COPD, which includes emphysema and chronic bronchitis, causes normally elastic airways to stiffen and sometimes swell. It affects 65 million people worldwide, including at least 15 million mostly older Americans, and is a leading cause of death and disability. Patients often have difficulty climbing stairs, showering or even dressing without feeling out of breath.

Usual treatment may include inhaled medicine, often steroids, exercise, breathing assistance with portable oxygen tanks, or sometimes major surgery to removed diseased lung tissue.

Implanted coils and valves, another minimally invasive treatment, are used abroad but are considered experimental in the United States.

More on this...

Results from the study were published Tuesday in the Journal of the American Medical Association.

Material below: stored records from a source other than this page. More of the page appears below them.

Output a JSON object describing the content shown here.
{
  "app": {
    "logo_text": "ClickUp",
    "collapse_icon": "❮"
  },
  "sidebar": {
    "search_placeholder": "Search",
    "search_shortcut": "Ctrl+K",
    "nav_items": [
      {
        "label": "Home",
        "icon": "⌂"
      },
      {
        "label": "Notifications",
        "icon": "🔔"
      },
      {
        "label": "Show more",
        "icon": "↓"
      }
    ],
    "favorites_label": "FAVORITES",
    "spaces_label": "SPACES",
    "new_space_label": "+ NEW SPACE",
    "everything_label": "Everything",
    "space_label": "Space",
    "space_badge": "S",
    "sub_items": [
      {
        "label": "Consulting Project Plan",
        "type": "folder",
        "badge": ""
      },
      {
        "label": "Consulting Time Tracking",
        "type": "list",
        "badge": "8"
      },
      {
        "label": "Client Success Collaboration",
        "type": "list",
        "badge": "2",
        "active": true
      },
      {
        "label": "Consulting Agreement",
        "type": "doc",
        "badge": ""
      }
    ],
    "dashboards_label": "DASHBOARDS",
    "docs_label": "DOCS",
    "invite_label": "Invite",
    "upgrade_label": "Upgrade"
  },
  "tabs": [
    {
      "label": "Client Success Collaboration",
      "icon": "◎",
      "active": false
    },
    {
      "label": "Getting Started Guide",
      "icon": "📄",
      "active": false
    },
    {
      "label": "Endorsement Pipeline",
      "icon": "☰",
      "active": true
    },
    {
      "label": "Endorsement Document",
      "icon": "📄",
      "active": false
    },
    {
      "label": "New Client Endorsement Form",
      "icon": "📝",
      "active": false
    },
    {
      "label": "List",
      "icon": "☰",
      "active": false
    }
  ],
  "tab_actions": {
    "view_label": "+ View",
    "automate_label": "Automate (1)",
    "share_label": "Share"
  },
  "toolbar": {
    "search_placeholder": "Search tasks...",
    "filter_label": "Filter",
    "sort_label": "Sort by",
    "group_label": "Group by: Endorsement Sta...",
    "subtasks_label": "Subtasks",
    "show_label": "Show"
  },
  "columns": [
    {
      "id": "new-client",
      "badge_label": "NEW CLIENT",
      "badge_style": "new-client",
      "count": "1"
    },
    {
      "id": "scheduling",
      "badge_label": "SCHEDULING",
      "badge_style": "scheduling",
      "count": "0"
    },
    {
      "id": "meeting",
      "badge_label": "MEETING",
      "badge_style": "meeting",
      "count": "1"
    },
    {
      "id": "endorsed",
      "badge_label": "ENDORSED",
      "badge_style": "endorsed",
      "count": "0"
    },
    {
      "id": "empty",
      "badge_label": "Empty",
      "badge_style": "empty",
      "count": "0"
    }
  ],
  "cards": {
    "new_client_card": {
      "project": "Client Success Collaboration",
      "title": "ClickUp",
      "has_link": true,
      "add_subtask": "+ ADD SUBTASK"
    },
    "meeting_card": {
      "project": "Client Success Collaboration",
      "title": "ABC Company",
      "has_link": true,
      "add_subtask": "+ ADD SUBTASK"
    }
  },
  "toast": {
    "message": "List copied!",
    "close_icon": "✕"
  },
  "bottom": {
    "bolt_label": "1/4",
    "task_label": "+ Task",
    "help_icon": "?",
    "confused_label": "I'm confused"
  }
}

The French health ministry paid for the study. Two of the researchers reported involvement in previous research funded by the coil maker, along with travel and speaker fees.

The study involved 100 patients randomly assigned to receive usual care or coil treatment at 10 hospitals in France. Coil patients each got about 20 of the devices. The coils are a few inches long outstretched but spring into a circular shape in the lungs.

After six months, patients were given a six-minute walking test to see they could walk at least 59 yards (54 meters) farther than they did at the start. Only 18 coil patients achieved the goal, but that was twice as many as in the usual treatment group.

At six months, coil patients could walk on average 23 yards (21 meters) farther than the other group. Their scores on a questionnaire about symptoms and quality of life were also better than the other group, although that wasn't the study's main measure.

Kalhan said self-reports on symptom improvement could reflect limitations of the study design - patients knew they'd gotten experimental treatment rather than usual care and wanted to feel better, so it could have been a placebo effect.

More patients got pneumonia in the coil group, and four died, versus three deaths in the other patients, but the study authors said there were far fewer complications than COPD patients often face with lung reduction surgery.

The researchers and others said more studies are needed to determine long-term outcomes.

"These are folks who are probably going to live still many years in many cases," said Dr. Frank Sciurba, a University of Pittsburgh lung disease specialist who wrote a JAMA editorial. While coil treatment was costlier than usual therapy, long-term quality of life improvements would help balance the monetary costs, he said. Sciurba has received research funding from the coil maker.

"We don't have anything else to offer these folks," he said. "These are really symptomatic, suffering people."